### WHAT IS REQUIRED:
Go through the data and copy every line in which "ヘッダー情報あり" appears.

RECORDS SHOWN START

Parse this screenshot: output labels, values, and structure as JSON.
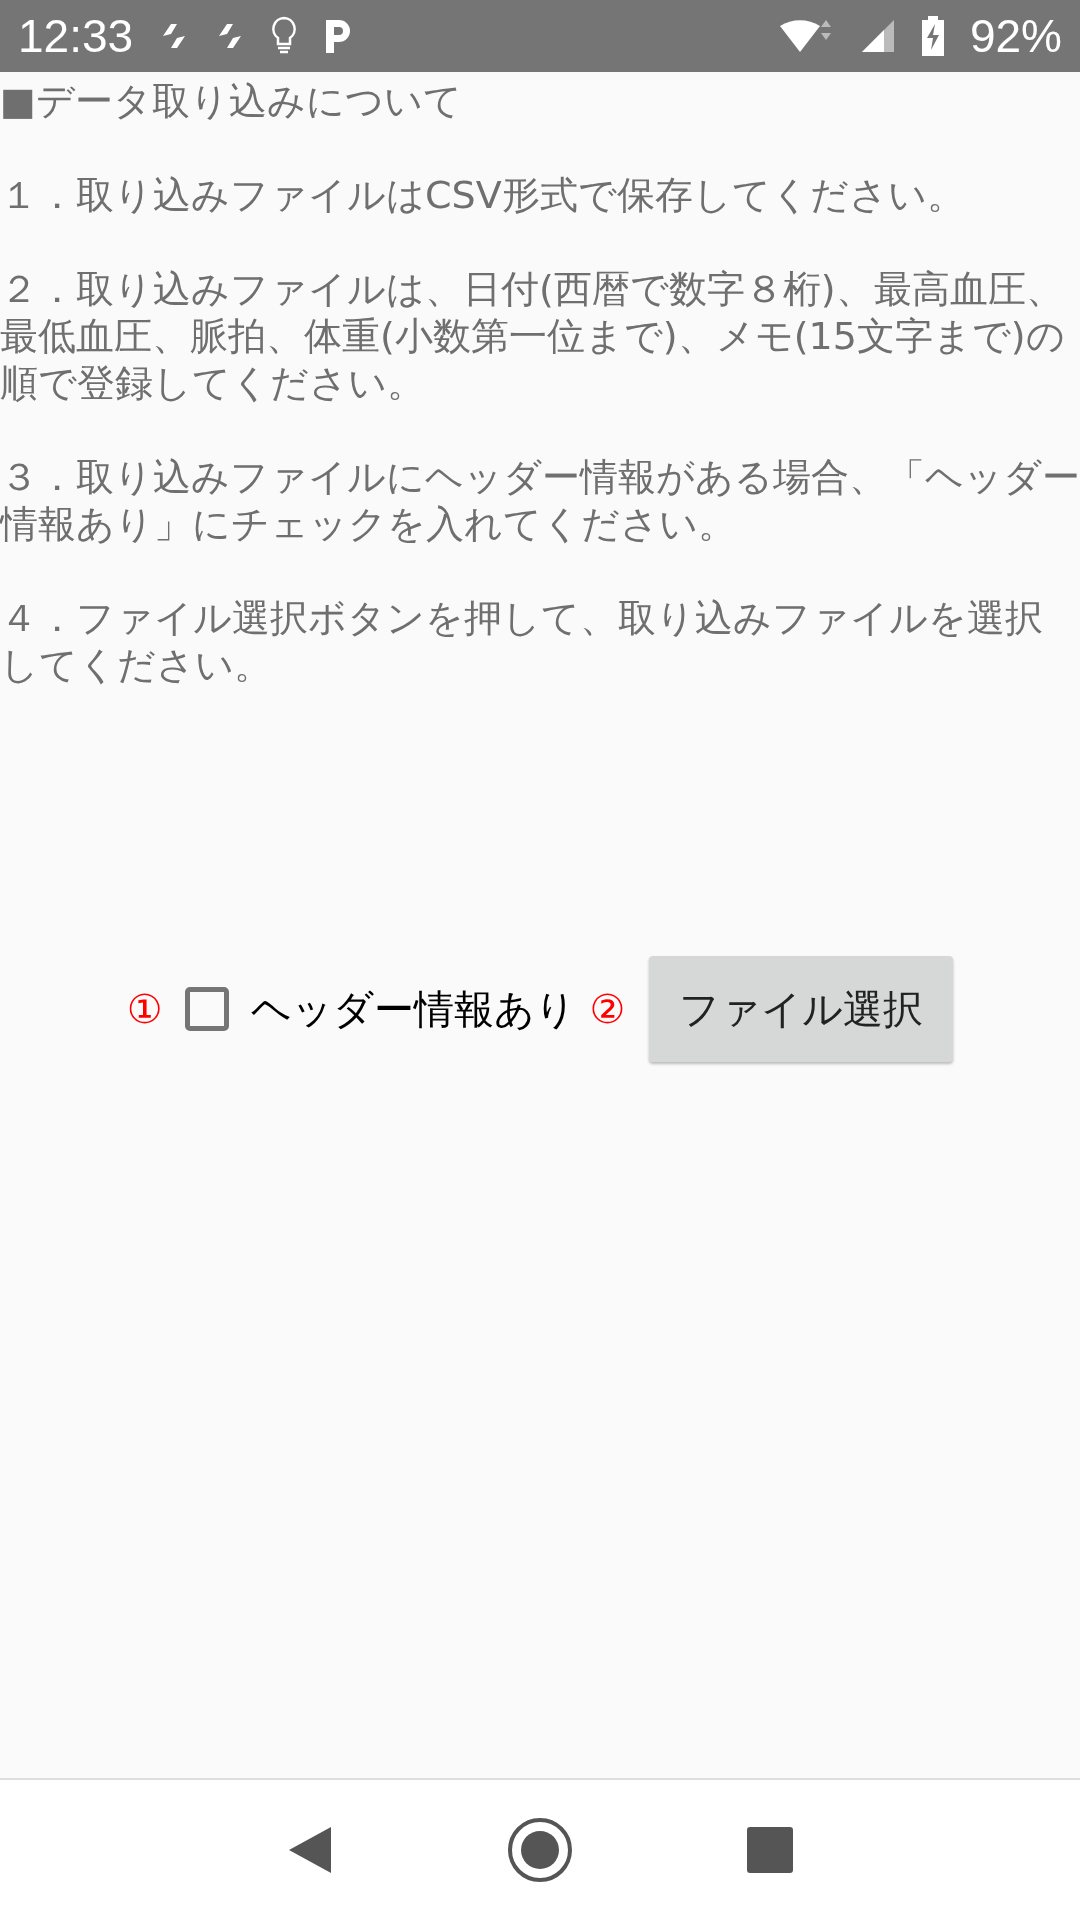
{
  "status_bar": {
    "time": "12:33",
    "battery": "92%"
  },
  "heading": "■データ取り込みについて",
  "instructions": [
    "１．取り込みファイルはCSV形式で保存してください。",
    "２．取り込みファイルは、日付(西暦で数字８桁)、最高血圧、最低血圧、脈拍、体重(小数第一位まで)、メモ(15文字まで)の順で登録してください。",
    "３．取り込みファイルにヘッダー情報がある場合、「ヘッダー情報あり」にチェックを入れてください。",
    "４．ファイル選択ボタンを押して、取り込みファイルを選択してください。"
  ],
  "header_checkbox": {
    "marker": "①",
    "label": "ヘッダー情報あり",
    "checked": false
  },
  "file_button": {
    "marker": "②",
    "label": "ファイル選択"
  }
}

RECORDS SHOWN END

### TASK SOLUTION:
    "３．取り込みファイルにヘッダー情報がある場合、「ヘッダー情報あり」にチェックを入れてください。",
    "label": "ヘッダー情報あり",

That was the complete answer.